We eventually rejoined the Wicklow Way at the Mucklagh Hut. It was downhill from there until we reached the Ow River valley at Iron Bridge (75km).

The descent as you near Ironbridge is particularly steep. We had streams of water pouring down the hill with us too. Iron Bridge itself is very picturesque. We were lucky enough to see two red squirrels along here.

Last Hop

Leaving Iron Bridge there is a 500m walk along a busy road before turning right on to a laneway. We made the gradual climb upwards and then came out to a very quiet roadway. Soon we crossed the Ballyteigue Bridge. 

This is where the walk got quite tough for us, with the added kilometres of the detour we had already walked over 18km at this stage. Now we were tasked with a steep incline for another 2-3km as we moved south-westwards between Ballygobban mountain and Sheilstown Hill.

A picture of the authors leg with a large grasshopper climbing up his trousers.
Curious visitor as we take a water break on our final climb of the day

The last 2.5km of the day involved a quiet road walk southwards to Moyne at 84km.

As I mentioned, here is where having a driver really made things easier for us. Dad met us in Moyne. He drove us the 6km to our accommodation for the night in the Rath Bán Farmhouse. We had sourced this through AirBnB. You can check out other AirBnB options in the area via www.airbnb.com. We found the Rath Bán farmhouse to be very comfortable.

Day 4 was 24.5km in total. However with detours, we only completed 22km of the actual Wicklow Way. Overall it was 7 hours and 42 minutes to complete.

Elevation of Wicklow Way Walk from Glenmalure
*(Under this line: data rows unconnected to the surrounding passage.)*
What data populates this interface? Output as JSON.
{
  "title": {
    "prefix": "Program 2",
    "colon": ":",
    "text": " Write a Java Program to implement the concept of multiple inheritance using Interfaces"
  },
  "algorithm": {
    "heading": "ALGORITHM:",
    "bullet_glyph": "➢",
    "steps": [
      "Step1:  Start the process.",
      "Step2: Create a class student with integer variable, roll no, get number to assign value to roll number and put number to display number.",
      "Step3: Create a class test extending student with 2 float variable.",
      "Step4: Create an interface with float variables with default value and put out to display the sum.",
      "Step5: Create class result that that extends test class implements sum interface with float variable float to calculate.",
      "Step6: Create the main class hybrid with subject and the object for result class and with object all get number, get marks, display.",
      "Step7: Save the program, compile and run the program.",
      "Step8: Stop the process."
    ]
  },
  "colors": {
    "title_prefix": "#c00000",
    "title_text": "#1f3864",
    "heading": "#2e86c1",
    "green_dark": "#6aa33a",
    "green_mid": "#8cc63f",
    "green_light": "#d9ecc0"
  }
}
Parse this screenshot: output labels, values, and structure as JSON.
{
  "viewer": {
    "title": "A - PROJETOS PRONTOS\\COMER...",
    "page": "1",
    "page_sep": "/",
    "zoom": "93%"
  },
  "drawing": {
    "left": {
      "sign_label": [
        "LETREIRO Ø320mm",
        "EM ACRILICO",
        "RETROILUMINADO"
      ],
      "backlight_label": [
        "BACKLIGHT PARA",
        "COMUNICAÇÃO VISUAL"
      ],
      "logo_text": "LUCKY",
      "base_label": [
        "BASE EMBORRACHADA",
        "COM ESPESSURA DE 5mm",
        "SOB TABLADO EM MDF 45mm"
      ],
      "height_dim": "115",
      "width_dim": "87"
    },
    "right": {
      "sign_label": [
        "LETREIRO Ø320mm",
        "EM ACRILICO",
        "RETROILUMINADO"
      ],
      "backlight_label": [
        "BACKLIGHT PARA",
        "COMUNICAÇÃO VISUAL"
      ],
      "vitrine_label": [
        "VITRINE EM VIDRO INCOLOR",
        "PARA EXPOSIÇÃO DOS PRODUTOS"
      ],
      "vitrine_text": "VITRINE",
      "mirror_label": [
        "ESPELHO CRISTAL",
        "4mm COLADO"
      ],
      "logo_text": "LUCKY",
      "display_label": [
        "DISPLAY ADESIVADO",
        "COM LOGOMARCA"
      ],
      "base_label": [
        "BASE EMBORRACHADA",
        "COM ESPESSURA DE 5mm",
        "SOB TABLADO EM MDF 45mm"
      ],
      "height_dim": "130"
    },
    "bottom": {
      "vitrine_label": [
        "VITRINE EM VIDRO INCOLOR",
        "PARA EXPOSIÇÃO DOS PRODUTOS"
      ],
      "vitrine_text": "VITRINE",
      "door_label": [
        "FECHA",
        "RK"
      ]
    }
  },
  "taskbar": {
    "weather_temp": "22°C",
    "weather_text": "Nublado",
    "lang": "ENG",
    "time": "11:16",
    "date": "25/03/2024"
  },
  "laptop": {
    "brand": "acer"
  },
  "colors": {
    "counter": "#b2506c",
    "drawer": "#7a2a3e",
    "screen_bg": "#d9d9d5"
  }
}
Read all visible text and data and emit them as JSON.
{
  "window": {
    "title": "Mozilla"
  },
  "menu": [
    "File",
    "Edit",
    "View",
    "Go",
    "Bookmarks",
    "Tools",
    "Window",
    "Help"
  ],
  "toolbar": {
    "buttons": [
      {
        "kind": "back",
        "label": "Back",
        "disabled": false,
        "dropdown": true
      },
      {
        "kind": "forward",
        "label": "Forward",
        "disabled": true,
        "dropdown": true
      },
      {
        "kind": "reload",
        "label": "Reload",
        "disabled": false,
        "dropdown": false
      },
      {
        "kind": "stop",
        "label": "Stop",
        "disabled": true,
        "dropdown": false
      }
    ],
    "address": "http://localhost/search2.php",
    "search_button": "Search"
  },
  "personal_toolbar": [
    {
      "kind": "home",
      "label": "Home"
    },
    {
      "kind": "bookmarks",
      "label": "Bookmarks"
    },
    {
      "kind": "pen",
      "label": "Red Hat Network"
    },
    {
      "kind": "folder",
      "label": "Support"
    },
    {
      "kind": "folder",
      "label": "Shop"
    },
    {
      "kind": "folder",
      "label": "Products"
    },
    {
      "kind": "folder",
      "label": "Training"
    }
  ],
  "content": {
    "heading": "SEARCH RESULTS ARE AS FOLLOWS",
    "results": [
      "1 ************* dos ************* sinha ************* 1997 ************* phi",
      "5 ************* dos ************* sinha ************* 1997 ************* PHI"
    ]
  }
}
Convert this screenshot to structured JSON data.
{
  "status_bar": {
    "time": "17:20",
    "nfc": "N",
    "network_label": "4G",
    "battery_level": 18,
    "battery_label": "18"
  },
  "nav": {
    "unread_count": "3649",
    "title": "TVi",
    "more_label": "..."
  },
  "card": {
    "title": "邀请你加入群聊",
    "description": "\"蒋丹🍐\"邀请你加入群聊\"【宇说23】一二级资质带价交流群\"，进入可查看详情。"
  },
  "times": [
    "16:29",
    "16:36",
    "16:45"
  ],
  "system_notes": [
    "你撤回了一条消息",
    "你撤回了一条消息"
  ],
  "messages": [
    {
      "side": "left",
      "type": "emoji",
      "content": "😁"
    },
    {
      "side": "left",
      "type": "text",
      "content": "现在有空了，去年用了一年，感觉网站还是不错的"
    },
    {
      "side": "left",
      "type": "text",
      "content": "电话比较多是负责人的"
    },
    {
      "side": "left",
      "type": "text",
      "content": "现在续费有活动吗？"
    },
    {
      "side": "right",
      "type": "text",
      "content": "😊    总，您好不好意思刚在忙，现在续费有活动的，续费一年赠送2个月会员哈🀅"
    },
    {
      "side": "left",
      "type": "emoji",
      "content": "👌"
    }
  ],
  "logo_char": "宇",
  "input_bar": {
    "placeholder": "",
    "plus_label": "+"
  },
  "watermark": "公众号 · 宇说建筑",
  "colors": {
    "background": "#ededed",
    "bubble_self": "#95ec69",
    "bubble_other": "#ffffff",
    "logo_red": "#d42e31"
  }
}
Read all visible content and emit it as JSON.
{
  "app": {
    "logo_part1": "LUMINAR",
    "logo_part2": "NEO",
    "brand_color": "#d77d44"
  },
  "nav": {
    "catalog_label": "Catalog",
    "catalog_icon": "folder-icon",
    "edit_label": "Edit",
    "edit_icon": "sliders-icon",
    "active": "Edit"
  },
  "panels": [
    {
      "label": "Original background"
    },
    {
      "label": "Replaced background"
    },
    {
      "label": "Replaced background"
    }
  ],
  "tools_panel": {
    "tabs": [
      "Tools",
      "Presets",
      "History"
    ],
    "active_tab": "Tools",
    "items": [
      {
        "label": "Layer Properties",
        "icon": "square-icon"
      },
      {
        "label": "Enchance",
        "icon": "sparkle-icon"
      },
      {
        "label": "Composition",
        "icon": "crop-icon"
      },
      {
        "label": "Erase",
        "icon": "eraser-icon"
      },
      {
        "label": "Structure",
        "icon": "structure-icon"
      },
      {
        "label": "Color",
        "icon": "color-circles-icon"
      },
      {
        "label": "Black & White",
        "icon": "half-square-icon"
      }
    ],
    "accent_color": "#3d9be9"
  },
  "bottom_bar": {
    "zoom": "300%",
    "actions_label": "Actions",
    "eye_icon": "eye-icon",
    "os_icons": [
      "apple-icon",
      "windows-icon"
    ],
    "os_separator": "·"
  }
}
A screengrab of the elevation along the 25 kilometres of Day 4 of the Wicklow Way.

Check out my previous post on Day 3 of the Wicklow Way.